Sidebar Menu

A Supplement to the Criticism of van de Wetering's "Rembrandt the Painter at Work"

The Need for the Human Dimension in Rembrandt Criticism


Let us compare the figure of Capt Banning Cocq in Rembrandt's Night Watch with Lunden's copy of the same. Lunden was a run-of-the-mill painter who made a good over-all copy of Rembrandt's most ambitious masterpiece. He presumably knew and used precisely the materials used by Rembrandt himself so it is only his sense of form which lets him down and it lets him down in a way which I think must be clear to all once it is pointed out.

Rembrandt's figure is an amusing, penetrating portrait of a captain who is clearly not quite in command: he walks with a slightly drunken swagger. His expression seems to be asking 'why me?' In Lundens near copy none of this comes across - the Captain seems a much more solid and reliable citizen. The difference lies in very subtle differences in the over-all pose which can be perceived even in the two reproductions I have before me where the figures measure less than 9 cm in height (page 198 of "Rembrandt, the Painter at Work"). The difference in the quality of the pace each takes is very striking. It lies in the relationship of the legs and in the balance of the upper body over the legs. Rembrandt's man is nearly toppling backwards. If we compare detail with detail it is very difficult to see the difference but seen as a whole I guess anyone can see what I am talking about.

Capt Banning Cocq in Rembrandt's Night Watch.
Lunden's Copy.



Looking at the heads, see how Rembrandt's contributes to the dynamic of the whole and Lundens does not. First the placing of the head on the shoulders is quite different, Lundens is more forward, more balanced, I guess a good 4 cm further forward than that implied by Rembrandt in real space. Measured on the canvas the difference may be minute but its implications are great.
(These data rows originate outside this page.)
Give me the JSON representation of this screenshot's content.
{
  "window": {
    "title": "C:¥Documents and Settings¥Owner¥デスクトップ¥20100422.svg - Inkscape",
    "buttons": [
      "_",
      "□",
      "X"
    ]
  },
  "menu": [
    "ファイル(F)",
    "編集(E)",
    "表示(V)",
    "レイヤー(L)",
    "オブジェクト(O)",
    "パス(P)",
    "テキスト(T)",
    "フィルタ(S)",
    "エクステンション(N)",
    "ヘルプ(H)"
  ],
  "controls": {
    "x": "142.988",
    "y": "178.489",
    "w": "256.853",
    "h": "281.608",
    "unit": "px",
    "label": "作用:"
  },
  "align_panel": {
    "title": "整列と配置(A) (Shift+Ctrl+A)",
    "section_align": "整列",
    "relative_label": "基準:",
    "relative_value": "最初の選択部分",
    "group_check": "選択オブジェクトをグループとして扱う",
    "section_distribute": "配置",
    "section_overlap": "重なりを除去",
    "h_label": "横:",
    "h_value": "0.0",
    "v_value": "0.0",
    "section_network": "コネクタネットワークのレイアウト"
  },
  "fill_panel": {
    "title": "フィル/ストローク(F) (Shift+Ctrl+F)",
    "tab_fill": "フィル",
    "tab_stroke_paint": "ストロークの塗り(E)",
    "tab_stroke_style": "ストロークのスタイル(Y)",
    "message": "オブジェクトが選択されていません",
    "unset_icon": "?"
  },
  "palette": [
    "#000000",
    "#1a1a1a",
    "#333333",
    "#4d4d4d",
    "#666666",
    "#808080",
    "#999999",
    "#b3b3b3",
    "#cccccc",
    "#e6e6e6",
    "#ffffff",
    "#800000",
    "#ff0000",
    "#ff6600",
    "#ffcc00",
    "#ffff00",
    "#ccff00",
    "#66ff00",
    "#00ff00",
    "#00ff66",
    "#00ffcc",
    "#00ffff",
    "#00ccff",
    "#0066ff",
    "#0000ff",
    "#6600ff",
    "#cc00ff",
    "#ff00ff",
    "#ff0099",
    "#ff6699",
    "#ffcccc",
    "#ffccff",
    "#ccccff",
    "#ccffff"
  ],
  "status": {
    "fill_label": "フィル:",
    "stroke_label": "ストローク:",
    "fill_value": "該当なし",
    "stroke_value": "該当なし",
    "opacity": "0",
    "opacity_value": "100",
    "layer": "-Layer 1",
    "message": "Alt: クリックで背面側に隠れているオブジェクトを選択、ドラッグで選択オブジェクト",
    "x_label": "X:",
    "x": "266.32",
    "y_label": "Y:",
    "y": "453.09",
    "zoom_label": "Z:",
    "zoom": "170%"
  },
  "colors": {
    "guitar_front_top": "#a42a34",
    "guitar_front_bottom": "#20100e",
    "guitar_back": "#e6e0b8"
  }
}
Rembrandt has also divided the light from the dark much more decisively than Lunden which makes Lunden's version seem more pudding-like. Rembrandt cuts a plane of shadow down one side of the nose which continues through the moustache and into the beard. He cuts another plane in light on the other side of the beard which is again echoed in the larger mass of hair under the hat and in the lower part of the face adjacent to the beard. Rembrandt continues this planar geometry in the outer brim of the hat on either side, Lunden does not. Lunden's hat shows more crown and his collar is deeper, the direction of the opening of the collar in Rembrandt's implies a puffed chest beneath, Lunden's does not. We find the same failures to catch Rembrandt's sense of space in the figure with the rifle to his left and in fact all over. Lunden's must have used measurements across the surface of the canvas to place the parts and he looked carefully detail by detail but that is not accurate enough to catch Rembrandt's subtle meaning which is built on space geometry. Unless you read it as a whole, spatially you don't get it.

This example is intended to demonstrate first that the interpretation of nature is not quite the job for simpletons that art historians seem to suppose. (Be assured that copying a painting is a good deal easier than 'copying nature'). Second it shows the spacial nature of Rembrandt's geometry, third and most importantly the necessity of considering the human context of Rembrandt's art.

Rembrandt's vision depends on being seen as a whole and in its human context. Stylistic criticism has blinkered the minds and fogged the issues. In his book, Van de Wetering puts his finger on the root cause of the Rembrandt disaster when he contrasts the critical methods of Hoogstraten (one of Rembrandt's students) with that of Wolfflin (the modern method) on page 181. He says Wolfflin's 'abstract pictorial categories can be appreciated without reference to any depiction of reality'. In other words Wolfflin's limited vision has no room for the discussion of Rembrandt's greatness. Hoogstraten's ideas writes van de Wetering "hold not the slightest appeal within the conceptual framework we have constructed around the phenomenon of style." Rembrandt has all but disappeared under the impact of stylistic criticism because he does not conform in the very least to the ideas “we have constructed around the phenomenon of style” an excellent reason for abandoning those ideas. Alas too many scholars have committed too much of their effort to creating a new image of Rembrandt for them to be able to change course. We must insist that they do.